Bono Act • 1998, extension of copyright to life+70 • During last 20 years, Bono Act • 1998, extension of copyright to life+70 • During last 20 years, a library, archives or nonprofit educ’l insti. may reproduce, distribute, display or perform a work in digital form, if: – a copy cannot be obtained at a reasonable price – the work is no longer subject to commercial exploitation • Copy may be used in any manner; each library must investigate the 2 above points themselves

Digital Rights Permissions • Similar to clearing rights for traditional works (more in CCM Digital Rights Permissions • Similar to clearing rights for traditional works (more in CCM 600) • Unique features: – exclusive v. non-exclusive – obtain some non-digital rights too? – Use rights but also archive rights – payment on royalties or set fee? – protecting unauthorized uses of content
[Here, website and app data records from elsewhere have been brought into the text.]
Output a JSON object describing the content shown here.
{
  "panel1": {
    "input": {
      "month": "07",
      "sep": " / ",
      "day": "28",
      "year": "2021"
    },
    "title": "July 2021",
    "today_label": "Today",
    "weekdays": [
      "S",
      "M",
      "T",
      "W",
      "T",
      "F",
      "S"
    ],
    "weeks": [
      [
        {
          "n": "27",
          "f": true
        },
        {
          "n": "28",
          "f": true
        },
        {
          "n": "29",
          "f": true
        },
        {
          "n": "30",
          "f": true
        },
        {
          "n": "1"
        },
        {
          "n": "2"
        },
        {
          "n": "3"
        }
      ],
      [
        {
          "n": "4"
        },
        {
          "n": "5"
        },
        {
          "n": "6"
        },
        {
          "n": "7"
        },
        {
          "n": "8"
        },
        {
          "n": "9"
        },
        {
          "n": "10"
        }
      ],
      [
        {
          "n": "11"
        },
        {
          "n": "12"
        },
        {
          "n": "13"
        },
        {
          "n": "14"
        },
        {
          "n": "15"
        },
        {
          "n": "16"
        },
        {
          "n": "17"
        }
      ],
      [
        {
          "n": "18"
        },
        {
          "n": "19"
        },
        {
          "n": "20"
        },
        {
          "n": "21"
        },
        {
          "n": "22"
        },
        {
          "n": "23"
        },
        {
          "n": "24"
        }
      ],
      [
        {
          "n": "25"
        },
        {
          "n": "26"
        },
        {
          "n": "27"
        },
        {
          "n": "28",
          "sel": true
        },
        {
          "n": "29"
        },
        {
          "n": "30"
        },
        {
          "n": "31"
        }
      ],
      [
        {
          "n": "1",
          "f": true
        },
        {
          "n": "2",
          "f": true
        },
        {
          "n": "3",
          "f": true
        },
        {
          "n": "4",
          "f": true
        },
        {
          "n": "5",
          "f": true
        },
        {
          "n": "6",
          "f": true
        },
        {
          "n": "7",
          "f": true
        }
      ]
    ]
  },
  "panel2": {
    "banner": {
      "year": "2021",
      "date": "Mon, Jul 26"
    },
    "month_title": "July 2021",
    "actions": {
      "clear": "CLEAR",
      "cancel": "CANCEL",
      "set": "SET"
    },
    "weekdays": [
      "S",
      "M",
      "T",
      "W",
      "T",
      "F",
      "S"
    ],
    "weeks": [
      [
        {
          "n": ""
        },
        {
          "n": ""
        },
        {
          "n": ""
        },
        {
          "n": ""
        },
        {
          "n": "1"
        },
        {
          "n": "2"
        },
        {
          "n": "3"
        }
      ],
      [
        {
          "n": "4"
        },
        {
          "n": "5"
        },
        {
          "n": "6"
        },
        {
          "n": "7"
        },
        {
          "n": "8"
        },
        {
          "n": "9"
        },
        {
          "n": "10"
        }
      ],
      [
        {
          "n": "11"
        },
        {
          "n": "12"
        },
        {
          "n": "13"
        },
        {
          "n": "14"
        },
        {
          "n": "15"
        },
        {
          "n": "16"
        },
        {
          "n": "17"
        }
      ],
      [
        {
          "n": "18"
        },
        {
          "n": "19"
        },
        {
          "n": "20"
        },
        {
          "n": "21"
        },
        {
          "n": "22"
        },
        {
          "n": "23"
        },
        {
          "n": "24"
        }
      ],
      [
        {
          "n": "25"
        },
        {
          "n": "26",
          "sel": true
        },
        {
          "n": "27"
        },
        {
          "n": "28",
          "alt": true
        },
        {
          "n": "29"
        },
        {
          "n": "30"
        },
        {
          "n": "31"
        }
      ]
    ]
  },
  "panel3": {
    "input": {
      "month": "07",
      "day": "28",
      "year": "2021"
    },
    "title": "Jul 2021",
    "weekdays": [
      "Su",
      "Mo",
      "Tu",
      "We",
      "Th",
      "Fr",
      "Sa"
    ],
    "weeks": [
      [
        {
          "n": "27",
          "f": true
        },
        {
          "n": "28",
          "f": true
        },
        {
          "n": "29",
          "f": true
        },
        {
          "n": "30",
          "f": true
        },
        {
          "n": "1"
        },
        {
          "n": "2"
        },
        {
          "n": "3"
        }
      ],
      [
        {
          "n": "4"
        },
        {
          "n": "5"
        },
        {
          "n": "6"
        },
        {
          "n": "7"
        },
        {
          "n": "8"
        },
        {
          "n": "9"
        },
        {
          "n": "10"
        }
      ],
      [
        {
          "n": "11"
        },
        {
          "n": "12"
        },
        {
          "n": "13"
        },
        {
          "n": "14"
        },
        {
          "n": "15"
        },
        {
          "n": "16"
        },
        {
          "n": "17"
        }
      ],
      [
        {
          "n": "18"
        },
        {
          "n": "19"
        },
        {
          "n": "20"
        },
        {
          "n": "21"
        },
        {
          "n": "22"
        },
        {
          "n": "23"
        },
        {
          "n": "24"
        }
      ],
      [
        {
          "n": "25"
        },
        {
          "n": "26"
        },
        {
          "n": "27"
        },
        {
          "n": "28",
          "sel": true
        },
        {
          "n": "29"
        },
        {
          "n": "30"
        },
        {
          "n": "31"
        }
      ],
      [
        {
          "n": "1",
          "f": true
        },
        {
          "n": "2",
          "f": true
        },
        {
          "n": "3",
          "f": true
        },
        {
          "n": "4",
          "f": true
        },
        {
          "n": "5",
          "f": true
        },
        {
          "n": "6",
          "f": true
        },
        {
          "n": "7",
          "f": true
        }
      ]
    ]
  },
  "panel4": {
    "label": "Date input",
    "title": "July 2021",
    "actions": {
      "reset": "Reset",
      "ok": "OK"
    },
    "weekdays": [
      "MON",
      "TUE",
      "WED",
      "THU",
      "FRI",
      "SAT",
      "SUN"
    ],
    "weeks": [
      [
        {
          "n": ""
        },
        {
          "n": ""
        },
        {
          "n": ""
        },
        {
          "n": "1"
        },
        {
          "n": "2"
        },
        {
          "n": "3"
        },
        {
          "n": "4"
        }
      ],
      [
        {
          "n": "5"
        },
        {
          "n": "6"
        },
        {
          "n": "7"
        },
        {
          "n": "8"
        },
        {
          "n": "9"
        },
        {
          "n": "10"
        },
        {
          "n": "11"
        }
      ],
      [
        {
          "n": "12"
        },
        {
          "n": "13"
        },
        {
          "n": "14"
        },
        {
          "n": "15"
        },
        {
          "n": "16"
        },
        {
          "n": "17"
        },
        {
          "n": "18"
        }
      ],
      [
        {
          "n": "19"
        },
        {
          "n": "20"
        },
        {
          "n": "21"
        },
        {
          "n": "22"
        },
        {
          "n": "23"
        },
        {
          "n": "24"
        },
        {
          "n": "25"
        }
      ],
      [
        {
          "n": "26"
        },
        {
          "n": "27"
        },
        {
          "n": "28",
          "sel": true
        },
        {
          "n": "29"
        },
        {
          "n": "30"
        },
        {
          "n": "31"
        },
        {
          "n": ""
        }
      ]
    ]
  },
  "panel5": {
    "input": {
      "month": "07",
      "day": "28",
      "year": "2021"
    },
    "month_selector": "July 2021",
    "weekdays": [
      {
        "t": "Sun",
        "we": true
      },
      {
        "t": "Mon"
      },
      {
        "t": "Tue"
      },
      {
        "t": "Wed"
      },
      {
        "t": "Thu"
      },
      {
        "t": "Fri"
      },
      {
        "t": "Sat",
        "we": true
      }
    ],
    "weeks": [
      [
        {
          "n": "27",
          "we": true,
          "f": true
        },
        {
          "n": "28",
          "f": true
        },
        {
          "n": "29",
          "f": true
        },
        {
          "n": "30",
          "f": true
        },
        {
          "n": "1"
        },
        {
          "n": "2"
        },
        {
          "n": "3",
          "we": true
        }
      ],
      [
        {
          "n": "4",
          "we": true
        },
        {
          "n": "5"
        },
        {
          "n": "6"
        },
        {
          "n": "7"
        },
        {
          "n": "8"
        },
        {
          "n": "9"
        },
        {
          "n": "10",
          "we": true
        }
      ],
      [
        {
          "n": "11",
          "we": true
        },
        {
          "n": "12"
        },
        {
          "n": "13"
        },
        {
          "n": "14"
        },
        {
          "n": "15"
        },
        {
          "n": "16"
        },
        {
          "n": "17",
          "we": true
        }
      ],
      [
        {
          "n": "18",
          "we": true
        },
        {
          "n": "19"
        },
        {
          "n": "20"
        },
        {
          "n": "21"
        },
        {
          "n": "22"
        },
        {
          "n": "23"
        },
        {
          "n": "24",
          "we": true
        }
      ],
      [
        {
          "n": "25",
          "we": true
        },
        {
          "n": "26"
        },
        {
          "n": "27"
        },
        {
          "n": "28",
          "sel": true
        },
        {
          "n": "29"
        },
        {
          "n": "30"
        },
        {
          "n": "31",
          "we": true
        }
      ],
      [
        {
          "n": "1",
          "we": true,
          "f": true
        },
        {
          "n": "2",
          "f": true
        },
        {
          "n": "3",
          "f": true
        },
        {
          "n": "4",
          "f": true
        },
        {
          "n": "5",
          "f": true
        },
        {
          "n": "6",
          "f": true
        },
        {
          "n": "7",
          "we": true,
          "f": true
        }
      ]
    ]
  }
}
What is a License? • License (rental) v. assignment (sale) • Digital content is What is a License? • License (rental) v. assignment (sale) • Digital content is generally licensed • Licensee is subject to a set of rules/conditions under which the licensed content may be used

Key License Clauses “legal” licensor and licensee definition of content (other definitions) rights licensor Key License Clauses “legal” licensor and licensee definition of content (other definitions) rights licensor obligations (provide content/uninterrupted service) • licensee obligations (use content within terms and conditions, policing and educating users) • •

More Clauses • • payment length of license and renewal permitted uses authorized users More Clauses • • payment length of license and renewal permitted uses authorized users

Boiler Plates • • confidential information indemnity and warranties remedies dispute resolution governing law Boiler Plates • • confidential information indemnity and warranties remedies dispute resolution governing law amendments to license complete agreement

Digital License Policy • Written document • wish list v. summary of successful terms Digital License Policy • Written document • wish list v. summary of successful terms and conditions • preferred terms and conditions • license checklist (description of content, authorized uses, authorized users, jursidiction) • sample wording

DRM • Digital rights management (DRM) • Technology that controls access to content – DRM • Digital rights management (DRM) • Technology that controls access to content – encryption – password protection – watermarks

More on DRM • Example: Downloaded music -- you may be allowed to install More on DRM • Example: Downloaded music -- you may be allowed to install and play purchased songs on up to 5 computers and storage devices • Controversial – owners argue DRM is mandatory for ensuring payment for works – users argue it takes away rights available in the physical world, including fair use

Future of Digital Copyright • Is copyright dead? • Is copyright flexible? • Does Future of Digital Copyright • Is copyright dead? • Is copyright flexible? • Does copyright need revision? • Does digital copyright present different copyright management issues?

Questions? Questions?